How to Win at Poker

Poker is a card game that requires concentration and skill. It can be played with two to 14 players and involves betting using chips. Each player is dealt two cards and five community cards. The object is to make the best five-card hand, called a “pot,” by combining your own two cards with the community cards. The person who bets the most wins the pot. A dealer distributes the chips in the main pot and the side pots when a player goes all-in.

Poker can be a great way to socialize with friends and meet new people. However, it can also be a difficult game to master. Many people struggle to win and become discouraged by the game. Fortunately, there are some tips that can help you improve your game.

A major component of successful poker play is reading your opponents. There are books written on this topic and everyone from psychologists to law enforcement officials have spoken about the importance of observing facial expressions, body language, and tells. This is not the same thing as being able to read someone’s mood or emotions, but it is a very specific skill. It includes noticing how they move their hands, how they place the cards, and other details about their behavior.

It is important to know the rules of poker before playing, but it is equally important to understand how to play well. If you are not familiar with the game, it is a good idea to find an experienced instructor who can teach you how to play correctly. A good instructor can give you the confidence and skills needed to be a profitable poker player.

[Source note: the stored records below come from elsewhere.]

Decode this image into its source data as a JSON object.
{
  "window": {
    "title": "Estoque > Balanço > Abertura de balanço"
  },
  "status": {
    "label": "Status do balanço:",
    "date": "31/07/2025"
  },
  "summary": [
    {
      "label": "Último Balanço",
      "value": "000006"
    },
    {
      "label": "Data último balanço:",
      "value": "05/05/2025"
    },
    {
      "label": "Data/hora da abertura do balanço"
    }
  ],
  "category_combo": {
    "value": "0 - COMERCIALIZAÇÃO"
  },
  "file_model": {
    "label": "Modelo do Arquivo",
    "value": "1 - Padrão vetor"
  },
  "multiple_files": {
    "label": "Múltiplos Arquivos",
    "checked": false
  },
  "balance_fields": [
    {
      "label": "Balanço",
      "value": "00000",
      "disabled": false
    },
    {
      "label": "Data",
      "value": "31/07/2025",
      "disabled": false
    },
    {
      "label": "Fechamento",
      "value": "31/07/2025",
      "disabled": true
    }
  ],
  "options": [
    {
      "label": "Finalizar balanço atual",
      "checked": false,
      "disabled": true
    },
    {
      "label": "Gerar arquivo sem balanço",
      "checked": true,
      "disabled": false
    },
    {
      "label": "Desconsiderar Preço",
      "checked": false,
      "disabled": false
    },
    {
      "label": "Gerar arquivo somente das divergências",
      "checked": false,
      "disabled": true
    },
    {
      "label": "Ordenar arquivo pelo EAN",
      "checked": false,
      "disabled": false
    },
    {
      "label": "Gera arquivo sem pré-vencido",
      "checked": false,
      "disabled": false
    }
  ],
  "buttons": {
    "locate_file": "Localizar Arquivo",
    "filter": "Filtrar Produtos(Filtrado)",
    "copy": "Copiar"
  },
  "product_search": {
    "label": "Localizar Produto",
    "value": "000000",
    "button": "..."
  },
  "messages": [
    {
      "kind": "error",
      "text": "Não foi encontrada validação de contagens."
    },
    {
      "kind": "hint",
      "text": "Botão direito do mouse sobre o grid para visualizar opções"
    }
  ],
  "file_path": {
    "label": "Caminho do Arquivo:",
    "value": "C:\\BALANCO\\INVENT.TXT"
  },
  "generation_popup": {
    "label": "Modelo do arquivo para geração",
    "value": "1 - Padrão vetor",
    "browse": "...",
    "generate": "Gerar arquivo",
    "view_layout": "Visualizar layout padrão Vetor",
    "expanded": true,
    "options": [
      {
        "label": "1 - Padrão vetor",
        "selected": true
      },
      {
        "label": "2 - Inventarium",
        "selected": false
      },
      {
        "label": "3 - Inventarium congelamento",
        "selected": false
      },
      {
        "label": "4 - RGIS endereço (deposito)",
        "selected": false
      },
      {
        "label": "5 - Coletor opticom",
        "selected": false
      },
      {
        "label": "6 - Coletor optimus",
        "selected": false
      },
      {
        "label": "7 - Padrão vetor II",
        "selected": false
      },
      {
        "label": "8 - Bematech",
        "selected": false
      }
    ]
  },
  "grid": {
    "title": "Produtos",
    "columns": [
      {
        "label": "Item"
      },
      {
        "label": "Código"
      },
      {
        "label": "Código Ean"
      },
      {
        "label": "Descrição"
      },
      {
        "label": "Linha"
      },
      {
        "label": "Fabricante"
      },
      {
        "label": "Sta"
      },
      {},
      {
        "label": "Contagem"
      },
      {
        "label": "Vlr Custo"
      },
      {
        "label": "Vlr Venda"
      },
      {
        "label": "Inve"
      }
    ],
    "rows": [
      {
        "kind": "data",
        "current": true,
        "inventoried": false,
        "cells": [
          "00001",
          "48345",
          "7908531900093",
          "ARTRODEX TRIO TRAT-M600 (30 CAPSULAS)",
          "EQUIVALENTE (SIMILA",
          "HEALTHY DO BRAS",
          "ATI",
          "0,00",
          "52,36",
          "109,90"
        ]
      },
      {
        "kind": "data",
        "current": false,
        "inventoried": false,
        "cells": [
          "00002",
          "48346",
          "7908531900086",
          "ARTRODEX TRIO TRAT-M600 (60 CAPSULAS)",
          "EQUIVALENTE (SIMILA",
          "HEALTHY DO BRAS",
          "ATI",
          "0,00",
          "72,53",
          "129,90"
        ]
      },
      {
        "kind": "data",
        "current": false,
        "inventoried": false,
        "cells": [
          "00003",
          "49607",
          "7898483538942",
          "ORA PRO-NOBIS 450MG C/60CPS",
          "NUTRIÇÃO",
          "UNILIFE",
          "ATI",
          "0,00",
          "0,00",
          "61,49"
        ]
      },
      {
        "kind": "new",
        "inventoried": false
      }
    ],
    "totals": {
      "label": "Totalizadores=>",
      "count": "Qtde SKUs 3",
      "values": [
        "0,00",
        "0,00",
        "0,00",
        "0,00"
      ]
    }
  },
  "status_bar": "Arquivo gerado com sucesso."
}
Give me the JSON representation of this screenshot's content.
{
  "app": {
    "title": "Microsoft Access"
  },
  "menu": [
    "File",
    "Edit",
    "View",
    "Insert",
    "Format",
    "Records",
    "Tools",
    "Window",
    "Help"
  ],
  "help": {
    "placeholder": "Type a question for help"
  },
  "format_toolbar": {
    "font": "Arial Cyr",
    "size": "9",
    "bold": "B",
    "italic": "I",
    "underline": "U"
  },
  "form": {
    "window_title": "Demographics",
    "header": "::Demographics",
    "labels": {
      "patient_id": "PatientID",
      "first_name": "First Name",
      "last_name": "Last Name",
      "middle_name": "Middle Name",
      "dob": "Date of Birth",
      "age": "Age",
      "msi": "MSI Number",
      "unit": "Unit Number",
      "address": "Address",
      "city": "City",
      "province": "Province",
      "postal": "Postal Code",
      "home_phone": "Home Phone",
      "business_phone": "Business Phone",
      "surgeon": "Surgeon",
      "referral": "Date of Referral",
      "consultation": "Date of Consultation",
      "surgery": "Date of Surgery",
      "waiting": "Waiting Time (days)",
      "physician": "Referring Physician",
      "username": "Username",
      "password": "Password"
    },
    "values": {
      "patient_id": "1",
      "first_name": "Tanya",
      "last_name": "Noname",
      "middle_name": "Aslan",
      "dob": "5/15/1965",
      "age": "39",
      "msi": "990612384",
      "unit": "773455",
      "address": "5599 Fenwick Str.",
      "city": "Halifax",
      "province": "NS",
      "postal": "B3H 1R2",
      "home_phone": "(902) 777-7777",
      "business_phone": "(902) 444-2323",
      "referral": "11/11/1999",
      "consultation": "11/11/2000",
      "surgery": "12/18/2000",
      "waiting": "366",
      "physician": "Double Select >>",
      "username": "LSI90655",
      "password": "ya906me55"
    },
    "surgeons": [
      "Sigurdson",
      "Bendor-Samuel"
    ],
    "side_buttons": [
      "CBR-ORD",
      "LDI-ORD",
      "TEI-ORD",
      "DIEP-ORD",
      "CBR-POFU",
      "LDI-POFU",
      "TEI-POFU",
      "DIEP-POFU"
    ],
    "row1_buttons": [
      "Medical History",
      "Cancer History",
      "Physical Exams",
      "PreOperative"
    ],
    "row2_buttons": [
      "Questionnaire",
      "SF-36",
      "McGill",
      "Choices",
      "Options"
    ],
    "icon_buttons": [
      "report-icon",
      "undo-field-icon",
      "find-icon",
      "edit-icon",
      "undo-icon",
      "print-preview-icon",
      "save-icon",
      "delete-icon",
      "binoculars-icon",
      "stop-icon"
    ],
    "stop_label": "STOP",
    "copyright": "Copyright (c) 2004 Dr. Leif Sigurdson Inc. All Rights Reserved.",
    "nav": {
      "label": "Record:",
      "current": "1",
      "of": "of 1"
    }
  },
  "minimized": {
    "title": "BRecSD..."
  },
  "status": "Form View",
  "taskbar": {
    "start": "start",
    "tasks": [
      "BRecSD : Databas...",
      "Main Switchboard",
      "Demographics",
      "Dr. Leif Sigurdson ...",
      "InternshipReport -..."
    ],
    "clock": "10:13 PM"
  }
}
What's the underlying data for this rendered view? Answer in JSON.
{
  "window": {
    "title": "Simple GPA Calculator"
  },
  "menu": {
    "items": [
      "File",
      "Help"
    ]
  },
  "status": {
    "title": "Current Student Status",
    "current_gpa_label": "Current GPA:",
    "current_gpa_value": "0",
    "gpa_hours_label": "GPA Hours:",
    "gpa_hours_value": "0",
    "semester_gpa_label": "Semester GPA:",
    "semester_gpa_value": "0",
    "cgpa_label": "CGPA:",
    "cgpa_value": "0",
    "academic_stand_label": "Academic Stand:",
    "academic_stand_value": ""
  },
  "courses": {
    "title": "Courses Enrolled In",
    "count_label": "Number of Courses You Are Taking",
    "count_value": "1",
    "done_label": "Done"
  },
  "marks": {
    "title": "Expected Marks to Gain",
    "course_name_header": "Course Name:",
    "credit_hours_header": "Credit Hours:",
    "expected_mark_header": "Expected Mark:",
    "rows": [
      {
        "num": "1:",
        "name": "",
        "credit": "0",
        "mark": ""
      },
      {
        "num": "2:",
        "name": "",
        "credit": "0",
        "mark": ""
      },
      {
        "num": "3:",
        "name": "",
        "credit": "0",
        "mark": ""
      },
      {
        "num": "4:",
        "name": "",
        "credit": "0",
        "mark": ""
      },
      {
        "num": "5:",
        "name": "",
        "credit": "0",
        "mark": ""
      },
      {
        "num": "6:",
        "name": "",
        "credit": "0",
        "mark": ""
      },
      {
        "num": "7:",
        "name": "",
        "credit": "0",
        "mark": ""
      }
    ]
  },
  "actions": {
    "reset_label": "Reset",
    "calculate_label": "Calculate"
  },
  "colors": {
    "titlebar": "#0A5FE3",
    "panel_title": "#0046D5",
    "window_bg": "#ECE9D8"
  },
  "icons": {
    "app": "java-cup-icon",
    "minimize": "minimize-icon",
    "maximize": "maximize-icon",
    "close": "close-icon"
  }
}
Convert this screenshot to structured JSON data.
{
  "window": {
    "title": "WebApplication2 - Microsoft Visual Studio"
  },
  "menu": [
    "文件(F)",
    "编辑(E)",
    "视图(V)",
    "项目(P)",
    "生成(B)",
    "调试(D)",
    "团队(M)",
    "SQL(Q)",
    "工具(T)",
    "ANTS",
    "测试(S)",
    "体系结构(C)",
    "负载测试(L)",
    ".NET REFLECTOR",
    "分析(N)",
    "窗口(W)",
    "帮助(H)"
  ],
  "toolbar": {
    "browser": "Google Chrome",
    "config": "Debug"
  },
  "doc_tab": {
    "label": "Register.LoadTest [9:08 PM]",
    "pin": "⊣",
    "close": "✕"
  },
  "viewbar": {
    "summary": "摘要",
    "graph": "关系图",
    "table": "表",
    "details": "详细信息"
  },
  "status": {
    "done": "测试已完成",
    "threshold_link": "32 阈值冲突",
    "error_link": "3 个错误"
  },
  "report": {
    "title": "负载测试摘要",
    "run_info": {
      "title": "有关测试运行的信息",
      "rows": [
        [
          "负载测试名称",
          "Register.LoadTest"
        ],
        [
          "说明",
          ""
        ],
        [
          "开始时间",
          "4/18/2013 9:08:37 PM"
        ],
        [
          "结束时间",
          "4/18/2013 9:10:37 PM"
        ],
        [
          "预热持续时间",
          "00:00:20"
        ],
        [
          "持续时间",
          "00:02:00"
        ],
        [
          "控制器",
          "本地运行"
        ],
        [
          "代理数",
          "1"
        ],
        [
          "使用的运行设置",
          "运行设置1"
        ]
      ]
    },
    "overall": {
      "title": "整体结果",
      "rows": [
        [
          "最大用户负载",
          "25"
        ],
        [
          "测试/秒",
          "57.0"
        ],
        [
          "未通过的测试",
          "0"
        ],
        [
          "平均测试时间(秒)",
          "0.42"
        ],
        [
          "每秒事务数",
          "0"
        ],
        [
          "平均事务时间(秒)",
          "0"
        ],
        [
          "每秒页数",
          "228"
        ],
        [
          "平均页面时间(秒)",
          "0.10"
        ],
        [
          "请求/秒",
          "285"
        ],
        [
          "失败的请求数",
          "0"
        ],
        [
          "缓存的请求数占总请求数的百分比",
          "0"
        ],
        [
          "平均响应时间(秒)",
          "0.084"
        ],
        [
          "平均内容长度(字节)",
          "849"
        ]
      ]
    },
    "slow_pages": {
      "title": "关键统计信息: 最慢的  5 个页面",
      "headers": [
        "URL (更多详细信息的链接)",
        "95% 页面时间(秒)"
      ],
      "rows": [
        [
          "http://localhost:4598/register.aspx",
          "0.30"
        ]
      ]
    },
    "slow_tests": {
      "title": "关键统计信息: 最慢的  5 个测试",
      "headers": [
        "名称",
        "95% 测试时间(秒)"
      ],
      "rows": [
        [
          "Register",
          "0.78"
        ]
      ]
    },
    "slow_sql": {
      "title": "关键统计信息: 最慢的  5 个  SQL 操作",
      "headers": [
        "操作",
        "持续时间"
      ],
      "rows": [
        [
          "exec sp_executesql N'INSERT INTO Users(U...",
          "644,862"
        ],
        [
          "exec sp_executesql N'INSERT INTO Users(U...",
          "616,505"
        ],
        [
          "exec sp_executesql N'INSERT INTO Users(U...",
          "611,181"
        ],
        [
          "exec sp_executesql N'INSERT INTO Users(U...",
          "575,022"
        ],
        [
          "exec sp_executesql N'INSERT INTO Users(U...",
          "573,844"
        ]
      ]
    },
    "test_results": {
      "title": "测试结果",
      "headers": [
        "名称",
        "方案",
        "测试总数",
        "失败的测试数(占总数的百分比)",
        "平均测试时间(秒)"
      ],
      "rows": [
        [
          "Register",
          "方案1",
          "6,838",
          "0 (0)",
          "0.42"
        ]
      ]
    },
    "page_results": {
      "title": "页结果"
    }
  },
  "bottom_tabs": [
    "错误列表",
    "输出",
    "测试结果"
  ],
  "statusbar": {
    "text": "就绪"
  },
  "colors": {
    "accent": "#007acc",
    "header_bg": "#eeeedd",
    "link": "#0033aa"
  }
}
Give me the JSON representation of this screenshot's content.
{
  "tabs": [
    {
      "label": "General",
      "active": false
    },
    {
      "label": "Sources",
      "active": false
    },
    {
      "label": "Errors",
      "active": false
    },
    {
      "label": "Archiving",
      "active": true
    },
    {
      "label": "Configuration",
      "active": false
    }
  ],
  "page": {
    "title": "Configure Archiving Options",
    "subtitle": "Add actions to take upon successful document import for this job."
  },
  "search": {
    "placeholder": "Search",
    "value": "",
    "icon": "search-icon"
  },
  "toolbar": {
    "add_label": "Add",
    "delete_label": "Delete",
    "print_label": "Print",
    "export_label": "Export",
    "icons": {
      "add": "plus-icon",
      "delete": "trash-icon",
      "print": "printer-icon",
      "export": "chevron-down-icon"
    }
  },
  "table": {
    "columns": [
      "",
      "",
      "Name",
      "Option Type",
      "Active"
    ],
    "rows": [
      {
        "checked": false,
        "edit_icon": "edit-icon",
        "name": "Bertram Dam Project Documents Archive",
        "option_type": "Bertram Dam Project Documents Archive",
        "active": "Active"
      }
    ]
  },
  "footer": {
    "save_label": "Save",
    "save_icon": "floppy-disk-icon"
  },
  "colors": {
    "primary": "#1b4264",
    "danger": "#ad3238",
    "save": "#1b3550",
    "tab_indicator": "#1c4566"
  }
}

While it is possible to win a lot of money from poker, you should always remember that you should bet responsibly and not risk more than you can afford to lose. If you do not have enough money to call a bet, you should fold. A bad bet can ruin your winning streak and cause you to lose more money than you have won.

Many people are surprised to learn that poker is a mental game as well as a physical one. It can be an excellent way to relax and unwind, and it has been shown to reduce stress levels. Additionally, it can provide a natural adrenaline rush that can boost your energy level. This can help you feel more alert and focused at work or in school. It can also help you deal with problems more effectively by improving your problem-solving skills. As an added benefit, poker can help you build relationships with coworkers and other business professionals. In addition, it is a great way to spend quality time with family and friends.